Then, out of the blue, she receives an official-looking letter from Kent Social Services. Her son, Daniel, wants to make contact. On one hand she is overjoyed – she longs to meet him. On the other, she has never told her children that they have another sibling.
Tangled Lives follows the effect this powerful revelation has on her family. With Daniel as the catalyst, small tears in the family fabric suddenly become huge.
Hilary wrote this book because she has a friend to whom this happened when she was the same age as fictional Annie.
Like many of her generation – the baby boomer lot – her friend didn’t have the luxury of being able to decide for herself the fate of her baby.
She was bundled off to a home for unmarried mothers, to await her baby’s birth in a cloud of shame. Then she had zero choice – with absolutely no support from her parents or family – but to put the child up for adoption. She was heartbroken, having nursed the child for ten days before he was taken away.
No person – especially a vulnerable teenager – should be treated like this. And, mercifully, times have changed. But the unimaginable trauma of giving up a baby you had begun to bond with, knowing you would probably never set eyes on him again, really stuck with Hilary.
‘This was a difficult book to write… Thursdays had seemed to flow onto the page, but I wasn’t quite sure how I’d written it. So I got the equivalent of ‘second album’ syndrome with Tangled Lives…”
‘This was a difficult book to write,’ Hilary says. ‘Thursdays had seemed to flow onto the page, but I wasn’t quite sure how I’d written it. So I got the equivalent of ‘second album’ syndrome with Tangled Lives. It was much more complex – more characters, more back story, and I used more than one voice. Also, I felt a responsibility to my friend, although her story is just the skeleton of the novel.

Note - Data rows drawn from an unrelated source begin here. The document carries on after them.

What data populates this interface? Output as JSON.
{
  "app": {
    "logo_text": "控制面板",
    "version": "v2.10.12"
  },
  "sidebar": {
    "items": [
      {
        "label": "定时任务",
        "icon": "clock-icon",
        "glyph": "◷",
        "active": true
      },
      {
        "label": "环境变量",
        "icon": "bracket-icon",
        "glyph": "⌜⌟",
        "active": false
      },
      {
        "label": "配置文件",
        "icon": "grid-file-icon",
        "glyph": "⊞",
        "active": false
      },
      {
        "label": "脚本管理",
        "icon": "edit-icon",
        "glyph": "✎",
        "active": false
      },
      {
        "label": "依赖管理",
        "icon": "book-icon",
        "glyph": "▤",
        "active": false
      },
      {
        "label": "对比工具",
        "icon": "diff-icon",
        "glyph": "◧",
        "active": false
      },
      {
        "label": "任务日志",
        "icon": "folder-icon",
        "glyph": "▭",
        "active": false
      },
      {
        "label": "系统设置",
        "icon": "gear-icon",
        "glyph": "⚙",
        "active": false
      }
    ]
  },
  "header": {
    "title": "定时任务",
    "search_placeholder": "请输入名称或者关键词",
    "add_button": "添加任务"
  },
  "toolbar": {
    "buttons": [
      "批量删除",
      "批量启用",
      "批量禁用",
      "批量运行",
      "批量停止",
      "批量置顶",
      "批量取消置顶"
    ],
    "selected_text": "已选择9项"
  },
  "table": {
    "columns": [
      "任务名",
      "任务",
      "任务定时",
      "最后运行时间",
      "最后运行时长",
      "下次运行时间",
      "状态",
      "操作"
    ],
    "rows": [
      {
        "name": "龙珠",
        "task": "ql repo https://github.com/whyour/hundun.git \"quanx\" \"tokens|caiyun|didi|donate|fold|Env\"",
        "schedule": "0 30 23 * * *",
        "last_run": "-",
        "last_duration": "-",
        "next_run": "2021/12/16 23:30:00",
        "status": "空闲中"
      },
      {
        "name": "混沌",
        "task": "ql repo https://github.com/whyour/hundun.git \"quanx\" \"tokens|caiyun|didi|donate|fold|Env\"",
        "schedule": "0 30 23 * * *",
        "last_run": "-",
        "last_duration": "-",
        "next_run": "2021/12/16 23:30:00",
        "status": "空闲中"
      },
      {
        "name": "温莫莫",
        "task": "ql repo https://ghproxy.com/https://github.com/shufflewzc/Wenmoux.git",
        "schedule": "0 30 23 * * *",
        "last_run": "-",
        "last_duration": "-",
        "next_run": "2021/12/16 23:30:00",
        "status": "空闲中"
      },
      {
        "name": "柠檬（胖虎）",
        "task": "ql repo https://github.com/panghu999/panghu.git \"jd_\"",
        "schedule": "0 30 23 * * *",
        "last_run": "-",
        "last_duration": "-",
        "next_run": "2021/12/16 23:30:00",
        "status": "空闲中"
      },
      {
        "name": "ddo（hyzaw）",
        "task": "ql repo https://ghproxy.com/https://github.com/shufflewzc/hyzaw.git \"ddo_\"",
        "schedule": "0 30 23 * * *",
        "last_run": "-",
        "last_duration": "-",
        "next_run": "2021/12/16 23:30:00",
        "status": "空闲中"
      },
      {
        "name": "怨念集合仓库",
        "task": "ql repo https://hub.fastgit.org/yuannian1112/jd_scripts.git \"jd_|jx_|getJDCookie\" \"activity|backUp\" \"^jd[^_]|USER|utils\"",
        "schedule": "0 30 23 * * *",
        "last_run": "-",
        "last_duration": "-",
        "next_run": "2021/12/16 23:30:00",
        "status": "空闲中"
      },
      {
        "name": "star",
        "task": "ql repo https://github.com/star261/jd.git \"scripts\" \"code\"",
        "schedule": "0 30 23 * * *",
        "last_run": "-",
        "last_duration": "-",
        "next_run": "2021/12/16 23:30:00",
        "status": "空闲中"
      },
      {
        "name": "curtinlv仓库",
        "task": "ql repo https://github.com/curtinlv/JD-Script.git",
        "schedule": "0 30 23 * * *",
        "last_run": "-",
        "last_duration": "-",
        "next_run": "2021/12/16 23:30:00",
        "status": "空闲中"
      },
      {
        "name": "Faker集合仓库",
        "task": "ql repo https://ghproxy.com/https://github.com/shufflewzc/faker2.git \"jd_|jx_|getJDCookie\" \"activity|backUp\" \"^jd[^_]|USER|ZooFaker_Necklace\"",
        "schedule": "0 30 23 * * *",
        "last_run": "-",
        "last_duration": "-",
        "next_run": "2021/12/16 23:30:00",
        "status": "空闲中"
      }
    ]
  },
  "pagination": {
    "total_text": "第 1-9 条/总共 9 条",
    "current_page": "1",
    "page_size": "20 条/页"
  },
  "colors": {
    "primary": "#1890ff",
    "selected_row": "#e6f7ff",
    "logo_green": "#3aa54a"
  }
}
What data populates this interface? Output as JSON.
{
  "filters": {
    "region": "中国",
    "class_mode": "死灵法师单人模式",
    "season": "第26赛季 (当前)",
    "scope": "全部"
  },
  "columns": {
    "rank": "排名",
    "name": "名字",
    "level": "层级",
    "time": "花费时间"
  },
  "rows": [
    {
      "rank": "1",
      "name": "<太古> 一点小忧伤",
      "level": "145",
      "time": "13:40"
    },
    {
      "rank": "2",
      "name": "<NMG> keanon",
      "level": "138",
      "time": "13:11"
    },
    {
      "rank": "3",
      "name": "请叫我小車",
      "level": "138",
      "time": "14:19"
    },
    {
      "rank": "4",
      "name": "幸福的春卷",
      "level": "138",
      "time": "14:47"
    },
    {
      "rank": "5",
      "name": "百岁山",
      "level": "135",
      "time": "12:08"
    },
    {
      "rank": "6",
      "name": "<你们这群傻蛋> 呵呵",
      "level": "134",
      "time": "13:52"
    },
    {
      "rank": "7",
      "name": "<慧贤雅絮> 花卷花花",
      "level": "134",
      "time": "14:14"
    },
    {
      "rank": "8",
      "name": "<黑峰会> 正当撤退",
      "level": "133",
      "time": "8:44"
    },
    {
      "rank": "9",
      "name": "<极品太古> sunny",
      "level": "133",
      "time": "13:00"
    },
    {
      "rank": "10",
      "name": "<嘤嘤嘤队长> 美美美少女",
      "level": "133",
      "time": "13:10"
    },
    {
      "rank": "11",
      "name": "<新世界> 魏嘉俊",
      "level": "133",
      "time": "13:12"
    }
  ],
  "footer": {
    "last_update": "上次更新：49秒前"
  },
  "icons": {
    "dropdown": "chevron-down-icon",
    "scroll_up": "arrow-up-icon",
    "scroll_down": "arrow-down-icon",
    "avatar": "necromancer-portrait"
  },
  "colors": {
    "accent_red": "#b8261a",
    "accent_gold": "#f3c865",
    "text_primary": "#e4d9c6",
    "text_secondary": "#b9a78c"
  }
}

The first draft was really not working. Luckily, my editor, Jane Wood, sorted it out with some judicious advice. But it shook my confidence in my writing.’